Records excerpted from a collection
● ● ● ●

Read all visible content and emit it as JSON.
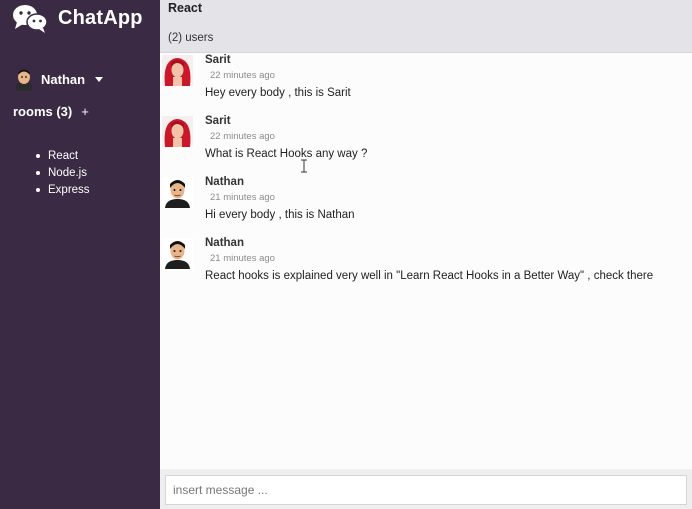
{
  "app": {
    "name": "ChatApp",
    "logo_icon": "wechat-bubbles-icon"
  },
  "sidebar": {
    "user": {
      "name": "Nathan",
      "avatar_icon": "cartoon-man-avatar-icon",
      "menu_icon": "caret-down-icon"
    },
    "rooms_label": "rooms (3)",
    "add_room_label": "+",
    "rooms": [
      {
        "label": "React"
      },
      {
        "label": "Node.js"
      },
      {
        "label": "Express"
      }
    ],
    "colors": {
      "background": "#3a2a43",
      "text": "#ffffff"
    }
  },
  "header": {
    "room_title": "React",
    "user_count": "(2) users",
    "background": "#e4e3e8"
  },
  "messages": [
    {
      "author": "Sarit",
      "time": "22 minutes ago",
      "text": "Hey every body , this is Sarit",
      "avatar_icon": "red-hair-woman-avatar-icon"
    },
    {
      "author": "Sarit",
      "time": "22 minutes ago",
      "text": "What is React Hooks any way ?",
      "avatar_icon": "red-hair-woman-avatar-icon"
    },
    {
      "author": "Nathan",
      "time": "21 minutes ago",
      "text": "Hi every body , this is Nathan",
      "avatar_icon": "cartoon-man-avatar-icon"
    },
    {
      "author": "Nathan",
      "time": "21 minutes ago",
      "text": "React hooks is explained very well in \"Learn React Hooks in a Better Way\" , check there",
      "avatar_icon": "cartoon-man-avatar-icon"
    }
  ],
  "composer": {
    "placeholder": "insert message ...",
    "value": ""
  }
}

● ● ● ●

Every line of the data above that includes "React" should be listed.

        "label": "React"
    "room_title": "React",
      "text": "What is React Hooks any way ?",
      "text": "React hooks is explained very well in \"Learn React Hooks in a Better Way\" , check there",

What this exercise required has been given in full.